A previous post opened a conversation about 3D printing. This technology is currently being used in the hearing aid industry, as it is in many other industries, for modeling, and even for some product fabricating, especially earmolds and custom-molded shells for in-ear products.
Four different types of 3D printing processes likely to be encountered, are:
- Stereolithography (SLA)
- Selective Laser Sintering (SLS)
- Fused Deposition Modeling (FDM)
- Multi-Jet Modeling (MJM)
This 3D printing process is generally considered the pioneer of all other 3D printing processes. It was introduced and patented in 1988 by Charles W. Hull, the founder of 3D Systems. This process makes use of a vat of liquid photopolymer resin that is cured by a UV laser (Figure 1, and described previously). The laser solidifies the resin layer by layer, creating the entire object.
The SLA printer consists of four main parts:
- A printer filled with a liquid plastic (resin)
- A perforated platform that is able to move down and up
- A UV laser
- A computer to control both the laser tracings and the platform
As described in a previous post, in the SLA process, a thin layer of plastic (often between 0.05 and 0.15 mm) is exposed above the platform.
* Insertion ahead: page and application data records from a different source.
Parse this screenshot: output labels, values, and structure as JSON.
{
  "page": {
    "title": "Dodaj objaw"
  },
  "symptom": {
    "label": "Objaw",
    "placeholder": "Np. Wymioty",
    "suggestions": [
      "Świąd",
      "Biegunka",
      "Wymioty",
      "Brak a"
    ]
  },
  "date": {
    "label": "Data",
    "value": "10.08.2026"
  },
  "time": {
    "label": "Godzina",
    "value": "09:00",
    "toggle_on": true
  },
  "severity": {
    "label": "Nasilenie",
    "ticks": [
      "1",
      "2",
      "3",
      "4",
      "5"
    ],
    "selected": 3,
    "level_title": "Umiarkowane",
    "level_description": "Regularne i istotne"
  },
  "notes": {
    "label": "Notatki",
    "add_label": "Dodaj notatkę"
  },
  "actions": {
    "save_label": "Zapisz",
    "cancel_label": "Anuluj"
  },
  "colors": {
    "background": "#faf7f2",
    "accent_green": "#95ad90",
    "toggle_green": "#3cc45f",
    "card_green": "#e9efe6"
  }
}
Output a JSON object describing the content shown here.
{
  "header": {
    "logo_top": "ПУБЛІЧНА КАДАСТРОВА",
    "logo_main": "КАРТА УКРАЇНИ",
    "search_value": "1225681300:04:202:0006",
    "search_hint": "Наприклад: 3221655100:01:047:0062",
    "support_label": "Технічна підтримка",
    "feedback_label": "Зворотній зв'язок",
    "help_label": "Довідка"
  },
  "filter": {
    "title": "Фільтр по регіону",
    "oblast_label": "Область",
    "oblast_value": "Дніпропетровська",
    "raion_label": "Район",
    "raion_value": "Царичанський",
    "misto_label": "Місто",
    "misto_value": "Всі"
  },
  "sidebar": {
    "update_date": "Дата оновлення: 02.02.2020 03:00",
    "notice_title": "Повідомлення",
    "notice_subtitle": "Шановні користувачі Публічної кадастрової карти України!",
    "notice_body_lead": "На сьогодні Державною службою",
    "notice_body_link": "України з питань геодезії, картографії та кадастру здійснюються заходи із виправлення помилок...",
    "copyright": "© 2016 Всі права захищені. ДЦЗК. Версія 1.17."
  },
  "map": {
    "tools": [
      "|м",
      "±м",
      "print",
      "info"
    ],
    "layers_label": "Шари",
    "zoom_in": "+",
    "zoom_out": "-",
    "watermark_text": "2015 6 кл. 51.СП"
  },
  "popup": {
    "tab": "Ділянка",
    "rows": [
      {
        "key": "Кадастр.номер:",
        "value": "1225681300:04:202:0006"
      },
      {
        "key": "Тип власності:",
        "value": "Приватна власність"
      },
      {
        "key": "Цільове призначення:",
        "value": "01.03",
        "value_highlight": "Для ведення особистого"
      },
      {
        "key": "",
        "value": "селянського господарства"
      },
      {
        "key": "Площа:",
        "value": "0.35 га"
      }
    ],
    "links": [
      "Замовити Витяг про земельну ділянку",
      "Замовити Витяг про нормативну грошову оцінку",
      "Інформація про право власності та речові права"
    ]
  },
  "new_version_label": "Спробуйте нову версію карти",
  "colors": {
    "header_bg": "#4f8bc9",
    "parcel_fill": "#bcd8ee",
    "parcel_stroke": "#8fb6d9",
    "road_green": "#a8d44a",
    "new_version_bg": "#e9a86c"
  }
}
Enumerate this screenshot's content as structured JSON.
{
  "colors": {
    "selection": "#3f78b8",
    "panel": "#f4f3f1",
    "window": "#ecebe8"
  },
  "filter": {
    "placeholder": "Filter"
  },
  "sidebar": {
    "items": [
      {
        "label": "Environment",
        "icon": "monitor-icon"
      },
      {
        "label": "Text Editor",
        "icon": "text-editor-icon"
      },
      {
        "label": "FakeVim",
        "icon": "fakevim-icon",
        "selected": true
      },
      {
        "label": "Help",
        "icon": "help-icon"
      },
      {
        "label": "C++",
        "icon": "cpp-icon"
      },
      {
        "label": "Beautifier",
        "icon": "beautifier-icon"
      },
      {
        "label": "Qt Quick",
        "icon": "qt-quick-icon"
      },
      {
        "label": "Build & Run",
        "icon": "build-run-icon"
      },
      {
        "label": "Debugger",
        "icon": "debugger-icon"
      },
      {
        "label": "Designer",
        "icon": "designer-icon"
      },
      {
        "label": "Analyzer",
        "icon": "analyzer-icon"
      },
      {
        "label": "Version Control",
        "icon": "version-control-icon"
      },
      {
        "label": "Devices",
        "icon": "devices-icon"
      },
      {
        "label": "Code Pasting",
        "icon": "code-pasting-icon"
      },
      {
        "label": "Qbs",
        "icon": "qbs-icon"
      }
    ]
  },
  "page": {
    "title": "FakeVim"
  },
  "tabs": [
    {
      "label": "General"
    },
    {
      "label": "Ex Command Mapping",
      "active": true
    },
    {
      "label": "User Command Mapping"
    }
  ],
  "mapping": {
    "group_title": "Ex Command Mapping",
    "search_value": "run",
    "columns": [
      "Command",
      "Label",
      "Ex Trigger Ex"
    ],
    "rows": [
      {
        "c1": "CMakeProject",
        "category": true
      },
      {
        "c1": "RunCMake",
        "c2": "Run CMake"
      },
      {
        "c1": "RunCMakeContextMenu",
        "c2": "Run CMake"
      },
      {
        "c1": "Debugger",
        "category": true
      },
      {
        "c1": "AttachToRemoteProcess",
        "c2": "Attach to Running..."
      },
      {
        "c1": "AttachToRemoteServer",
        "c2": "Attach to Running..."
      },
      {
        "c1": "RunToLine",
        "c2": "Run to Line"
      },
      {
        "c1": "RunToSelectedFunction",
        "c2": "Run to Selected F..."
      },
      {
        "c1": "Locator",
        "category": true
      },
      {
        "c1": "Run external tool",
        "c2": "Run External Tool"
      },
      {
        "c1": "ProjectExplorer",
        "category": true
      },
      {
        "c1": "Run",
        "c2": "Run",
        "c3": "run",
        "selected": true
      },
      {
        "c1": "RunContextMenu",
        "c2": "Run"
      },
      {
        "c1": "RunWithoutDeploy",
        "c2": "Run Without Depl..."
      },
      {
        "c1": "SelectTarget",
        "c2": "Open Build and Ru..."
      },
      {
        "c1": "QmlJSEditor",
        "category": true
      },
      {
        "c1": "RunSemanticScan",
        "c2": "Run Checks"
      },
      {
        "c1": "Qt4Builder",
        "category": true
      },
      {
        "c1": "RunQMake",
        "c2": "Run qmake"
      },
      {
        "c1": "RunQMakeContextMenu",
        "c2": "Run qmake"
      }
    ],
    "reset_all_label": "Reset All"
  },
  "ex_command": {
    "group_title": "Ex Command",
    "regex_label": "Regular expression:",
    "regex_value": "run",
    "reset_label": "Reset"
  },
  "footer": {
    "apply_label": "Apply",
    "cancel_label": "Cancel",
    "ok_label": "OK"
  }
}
Into this thin layer of plastic (resin), the laser “draws” the pattern of that slice of the object as depicted in the design files from the computer. The touch of the laser onto the resin hardens it relative to the path of the laser. Then, a new layer of resin flows over the hardened resin as the platform is lowered slightly. This process continues, layer-by-layer until the entire object has been constructed. The resultant object is generally smooth. Because of the nature of the SL process, it requires support structures for some parts, specifically those with overhangs or undercuts. These support structures are designed into the CAD file and are removed manually when the product is complete. The quality of the object depends on how complex the SLA machine is.
Selective Laser Sintering (SLS)
One of the most commonly used 3D printing techniques is that of Selective Laser Sintering (SLS). In this process, tiny particles of ceramic, glass, or plastic are fused together by the heat of a high-power laser to form 3D objects. Like all other 3D printing processes, it starts with designing of a 3D model using CAD software. The files are then converted to an appropriate format recognized by the 3D printer.
Instead of a liquid resin tank, as used in SLA, SLS uses powder materials, usually plastics like nylon, to print the 3D objects. The computer controlled laser is instructed to print the appropriate object by tracing a cross-section of the object onto the raw material (powder). The heat from the laser is equal to, or slightly below, the boiling point of the particles. As in all prototyping processes, the parts are built upon a platform that adjusts in height equal to the thickness of the layer being built.
As soon as the initial layer of the object is formed, the platform of the 3D printer drops by no more than 0.1mm (example) and a new layer of the powder is placed over the previous layer. This layer is then exposed to the laser to harden the material in that layer. Additional powder is deposited by rolling it onto the platform on top of each solidified lay and sintered. This process continues layer-by-layer until the object is created. The powder is maintained at an elevated temperature so that it fuses easily when exposed to the laser. The finished product must then be allowed to cool before being removed from the printer. Figure 2 shows the process, and a video showing the process at this link.
SLS uses a moving laser beam to trace and selectively sinter powdered polymer and/or metal composite materials into successive cross-sections of a three-dimensional part. Unlike SLA, special support structures are not required because the excess powder in each layer acts as a support to the part being built.
Selective Laser Sintering (SLS) was developed and patented (1989) at the University of Texas in Austin, by Carl Deckard, an undergraduate student, along with his professor, Joe Beaman. The process was acquired by 3D Systems in 2001.
A following post will describe Fused Deposition Modeling (FDM) and Multi-Jet Modeling (MJM) 3D printing.